Interview: Numero Group Founder Ken Shipley

Chicago archival label stopping at Strange Matter today for pop-up sale.


The cover of "Wayfaring Strangers: Cosmic American Music" from Numero Group, one of the nation's most revered archival labels.
  • The cover of "Wayfaring Strangers: Cosmic American Music" from Numero Group, one of the nation's most revered archival labels.

Annual Record Store Day was just held on Saturday, historically a boon for sales at most of Richmond's vinyl outlets.

If you have any money left, music fans can keep scratching that itch today when esteemed Chicago archival label, the Numero Group, stops at Strange Matter (from 2 p.m. to 7 p.m.) on it's national pop-up store tour, offering deals aplenty on their fine releases.

The traveling record roadshow consists of "two guys, a box truck, and seven pallets teeming with Numero LPs, CDs, 45s, t-shirts, books and other additional miscellany your local record store isn't carrying," according to a release.

We caught up with Ken Shipley, founder of Numero, via e-mail, to learn a little more about the unusual tour.

Style: What inspired you to do this?

Shipley: As the record economy evolves from physical to streaming, there's a small but vocal consumer that still very much wants a tactile experience. We've been doing pop up stores for years in Chicago and New York, but the market for Numero can be nearly as strong in a place like Richmond based on the fact that there's no way any store can carry all of our 300+ titles.

How is it working out financially for the label, how much of a boost is it?

The numbers are certainly a factor here, as the Factory Outlet is a great short term fundraiser. But the real boost we get is to the overall brand. Thousands of people will show up over the course of this tour, all of them connecting to Numero in their own small way. People rarely buy one Numero album and then stop. These stores are a gateway.

What are they learning about their audience through touring?

Our fans are being wildly underserved at retail. We get it, stores can only afford to carry so much of one label. But by not carrying a healthy amount of our catalog, this is the only way to give them a retail experience.

And what are the future plans (expand, continue touring) where does it go from here, basically?

We'd love to say we're going to do this every year, but with the shift to streaming we can imagine a time in the new future where we carry a very small amount of physical stock. If you don't have 300 unique records, there's not going to be very much for people to buy.
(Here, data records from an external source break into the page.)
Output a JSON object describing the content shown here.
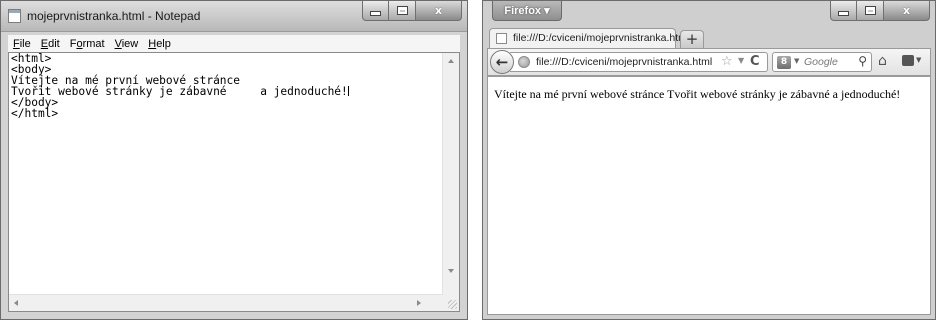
{
  "notepad": {
    "title": "mojeprvnistranka.html - Notepad",
    "controls": {
      "minimize": "minimize",
      "maximize": "maximize",
      "close": "x"
    },
    "menu": [
      {
        "key": "F",
        "rest": "ile"
      },
      {
        "key": "E",
        "rest": "dit"
      },
      {
        "pre": "F",
        "key": "o",
        "rest": "rmat"
      },
      {
        "key": "V",
        "rest": "iew"
      },
      {
        "key": "H",
        "rest": "elp"
      }
    ],
    "lines": [
      "<html>",
      "<body>",
      "Vítejte na mé první webové stránce",
      "Tvořit webové stránky je zábavné     a jednoduché!",
      "</body>",
      "</html>"
    ]
  },
  "firefox": {
    "menu_button": "Firefox ▾",
    "tab_label": "file:///D:/cviceni/mojeprvnistranka.html",
    "new_tab": "+",
    "url": "file:///D:/cviceni/mojeprvnistranka.html",
    "search_placeholder": "Google",
    "page_text": "Vítejte na mé první webové stránce Tvořit webové stránky je zábavné a jednoduché!",
    "icons": [
      "back-arrow-icon",
      "globe-icon",
      "star-icon",
      "reload-icon",
      "search-engine-icon",
      "magnifier-icon",
      "home-icon",
      "bookmarks-icon"
    ]
  }
}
AS long as we have a lot of stock, we'll continue.

Anything else you could tell me about what titles they'll be carrying?

Blow-out priced LPs, CDs, and 45s, exclusive mix tapes, a few of those Detroit-only Third Man 45s we pressed up, copies of Record Store Day releases, and a couple new titles that aren't even out yet.
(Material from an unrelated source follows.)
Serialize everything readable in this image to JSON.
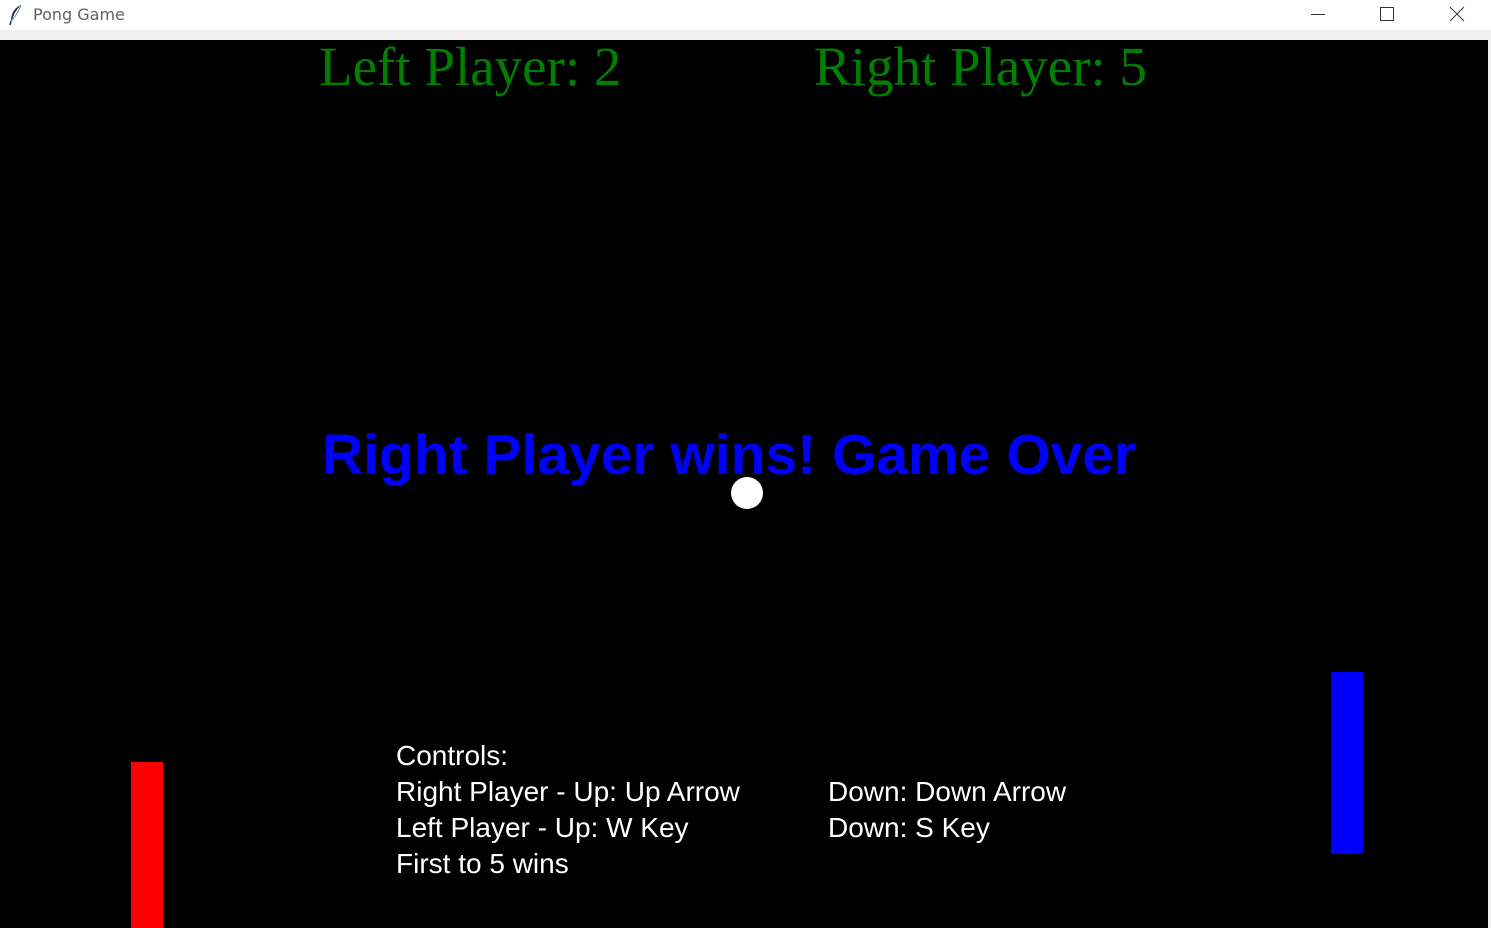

The Numero Factory Outlet is held today at Strange Matter from 2 p.m. to 7 p.m.